**WORK ITEM**
Go over the data below and say how many lines hold the word "kind". Only the number is needed.

==== SUPPLIED RECORDS ====

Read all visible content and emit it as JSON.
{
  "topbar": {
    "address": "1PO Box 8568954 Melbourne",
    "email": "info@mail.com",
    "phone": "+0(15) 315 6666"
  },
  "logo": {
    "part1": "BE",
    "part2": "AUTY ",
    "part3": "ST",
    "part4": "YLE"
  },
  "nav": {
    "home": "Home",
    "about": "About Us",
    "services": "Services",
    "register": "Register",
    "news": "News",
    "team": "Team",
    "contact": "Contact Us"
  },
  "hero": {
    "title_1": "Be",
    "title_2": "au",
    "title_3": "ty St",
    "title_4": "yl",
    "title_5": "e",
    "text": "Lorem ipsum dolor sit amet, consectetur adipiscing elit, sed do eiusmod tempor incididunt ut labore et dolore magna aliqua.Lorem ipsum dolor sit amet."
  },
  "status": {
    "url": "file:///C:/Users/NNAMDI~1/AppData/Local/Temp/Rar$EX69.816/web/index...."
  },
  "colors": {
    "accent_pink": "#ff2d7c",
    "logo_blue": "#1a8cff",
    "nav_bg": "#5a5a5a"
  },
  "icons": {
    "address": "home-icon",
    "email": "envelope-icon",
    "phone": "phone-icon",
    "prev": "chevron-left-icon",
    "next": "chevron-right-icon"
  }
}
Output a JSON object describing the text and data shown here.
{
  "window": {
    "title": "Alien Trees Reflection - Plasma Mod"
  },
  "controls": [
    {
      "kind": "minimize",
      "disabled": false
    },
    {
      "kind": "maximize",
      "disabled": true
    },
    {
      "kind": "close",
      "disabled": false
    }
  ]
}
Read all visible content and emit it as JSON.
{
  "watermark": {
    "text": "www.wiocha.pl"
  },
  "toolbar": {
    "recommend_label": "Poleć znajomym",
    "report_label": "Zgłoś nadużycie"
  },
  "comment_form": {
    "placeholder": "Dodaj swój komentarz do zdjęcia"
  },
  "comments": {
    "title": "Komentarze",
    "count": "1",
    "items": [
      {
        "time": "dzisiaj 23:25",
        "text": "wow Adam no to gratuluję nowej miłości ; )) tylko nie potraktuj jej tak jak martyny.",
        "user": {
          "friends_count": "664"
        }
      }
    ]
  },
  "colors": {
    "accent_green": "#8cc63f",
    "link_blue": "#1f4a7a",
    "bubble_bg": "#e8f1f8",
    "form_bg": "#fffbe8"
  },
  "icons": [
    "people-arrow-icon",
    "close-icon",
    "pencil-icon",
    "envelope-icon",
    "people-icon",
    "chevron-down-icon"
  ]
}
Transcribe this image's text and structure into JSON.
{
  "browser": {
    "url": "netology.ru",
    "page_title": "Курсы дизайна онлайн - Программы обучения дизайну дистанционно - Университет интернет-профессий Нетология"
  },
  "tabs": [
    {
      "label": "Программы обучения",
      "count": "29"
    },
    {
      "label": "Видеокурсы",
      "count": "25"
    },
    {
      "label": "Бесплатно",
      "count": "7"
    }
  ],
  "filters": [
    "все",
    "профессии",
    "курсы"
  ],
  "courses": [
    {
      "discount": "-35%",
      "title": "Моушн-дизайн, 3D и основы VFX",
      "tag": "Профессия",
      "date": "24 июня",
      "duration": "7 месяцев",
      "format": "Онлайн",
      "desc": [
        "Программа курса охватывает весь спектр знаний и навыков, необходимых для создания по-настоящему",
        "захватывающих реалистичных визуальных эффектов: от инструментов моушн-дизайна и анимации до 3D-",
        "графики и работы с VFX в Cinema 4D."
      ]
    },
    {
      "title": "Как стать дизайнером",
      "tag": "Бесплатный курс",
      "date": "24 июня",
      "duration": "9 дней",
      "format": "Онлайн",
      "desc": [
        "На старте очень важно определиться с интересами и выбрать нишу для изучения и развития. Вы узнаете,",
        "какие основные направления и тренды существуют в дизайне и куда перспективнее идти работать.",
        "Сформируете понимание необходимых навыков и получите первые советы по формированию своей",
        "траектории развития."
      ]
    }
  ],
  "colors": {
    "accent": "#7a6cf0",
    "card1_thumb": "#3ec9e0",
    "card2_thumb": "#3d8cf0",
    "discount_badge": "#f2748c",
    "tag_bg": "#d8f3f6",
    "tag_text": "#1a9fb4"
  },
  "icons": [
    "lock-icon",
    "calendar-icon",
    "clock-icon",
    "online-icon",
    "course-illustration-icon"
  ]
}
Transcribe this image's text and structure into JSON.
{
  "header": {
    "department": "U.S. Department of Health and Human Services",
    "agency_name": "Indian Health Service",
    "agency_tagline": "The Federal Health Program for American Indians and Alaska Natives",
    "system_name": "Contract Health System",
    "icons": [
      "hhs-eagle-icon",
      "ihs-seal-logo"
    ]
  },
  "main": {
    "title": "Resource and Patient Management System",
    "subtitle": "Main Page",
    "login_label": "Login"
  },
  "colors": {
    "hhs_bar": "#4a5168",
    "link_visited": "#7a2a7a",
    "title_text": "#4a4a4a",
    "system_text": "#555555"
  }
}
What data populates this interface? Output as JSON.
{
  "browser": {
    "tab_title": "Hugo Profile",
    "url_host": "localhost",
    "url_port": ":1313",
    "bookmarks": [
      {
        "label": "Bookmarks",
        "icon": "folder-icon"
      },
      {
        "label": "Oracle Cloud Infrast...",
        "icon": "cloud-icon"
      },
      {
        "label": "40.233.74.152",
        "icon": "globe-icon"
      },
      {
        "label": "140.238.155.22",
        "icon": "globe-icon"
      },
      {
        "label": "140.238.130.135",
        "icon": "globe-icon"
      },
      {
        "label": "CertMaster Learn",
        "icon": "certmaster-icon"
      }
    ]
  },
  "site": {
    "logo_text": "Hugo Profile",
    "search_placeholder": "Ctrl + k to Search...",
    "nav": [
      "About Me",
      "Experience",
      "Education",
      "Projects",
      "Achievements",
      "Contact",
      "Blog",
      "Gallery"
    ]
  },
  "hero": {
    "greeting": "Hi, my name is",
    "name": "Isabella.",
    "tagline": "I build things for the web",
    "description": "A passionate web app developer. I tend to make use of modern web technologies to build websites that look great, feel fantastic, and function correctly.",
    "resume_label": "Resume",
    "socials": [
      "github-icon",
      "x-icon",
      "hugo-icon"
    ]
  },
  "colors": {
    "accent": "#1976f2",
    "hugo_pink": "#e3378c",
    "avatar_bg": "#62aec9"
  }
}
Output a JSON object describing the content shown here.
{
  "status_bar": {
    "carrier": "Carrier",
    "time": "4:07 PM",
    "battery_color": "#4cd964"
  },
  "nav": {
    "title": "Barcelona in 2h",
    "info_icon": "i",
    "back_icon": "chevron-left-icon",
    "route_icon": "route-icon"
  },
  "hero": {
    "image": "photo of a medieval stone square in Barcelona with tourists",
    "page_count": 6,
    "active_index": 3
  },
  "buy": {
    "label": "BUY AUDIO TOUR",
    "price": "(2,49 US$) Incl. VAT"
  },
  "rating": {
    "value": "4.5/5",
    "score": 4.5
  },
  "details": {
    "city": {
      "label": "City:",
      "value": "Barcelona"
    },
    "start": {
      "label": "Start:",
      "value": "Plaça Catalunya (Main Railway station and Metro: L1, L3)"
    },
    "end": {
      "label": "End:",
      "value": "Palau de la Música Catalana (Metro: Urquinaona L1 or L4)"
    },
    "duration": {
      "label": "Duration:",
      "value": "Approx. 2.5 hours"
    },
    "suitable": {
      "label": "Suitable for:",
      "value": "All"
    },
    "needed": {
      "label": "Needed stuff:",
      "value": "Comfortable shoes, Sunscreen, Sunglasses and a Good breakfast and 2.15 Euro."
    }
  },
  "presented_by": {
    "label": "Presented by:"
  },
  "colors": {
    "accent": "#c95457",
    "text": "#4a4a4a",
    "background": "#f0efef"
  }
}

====

**WRITTEN SOLUTION**
3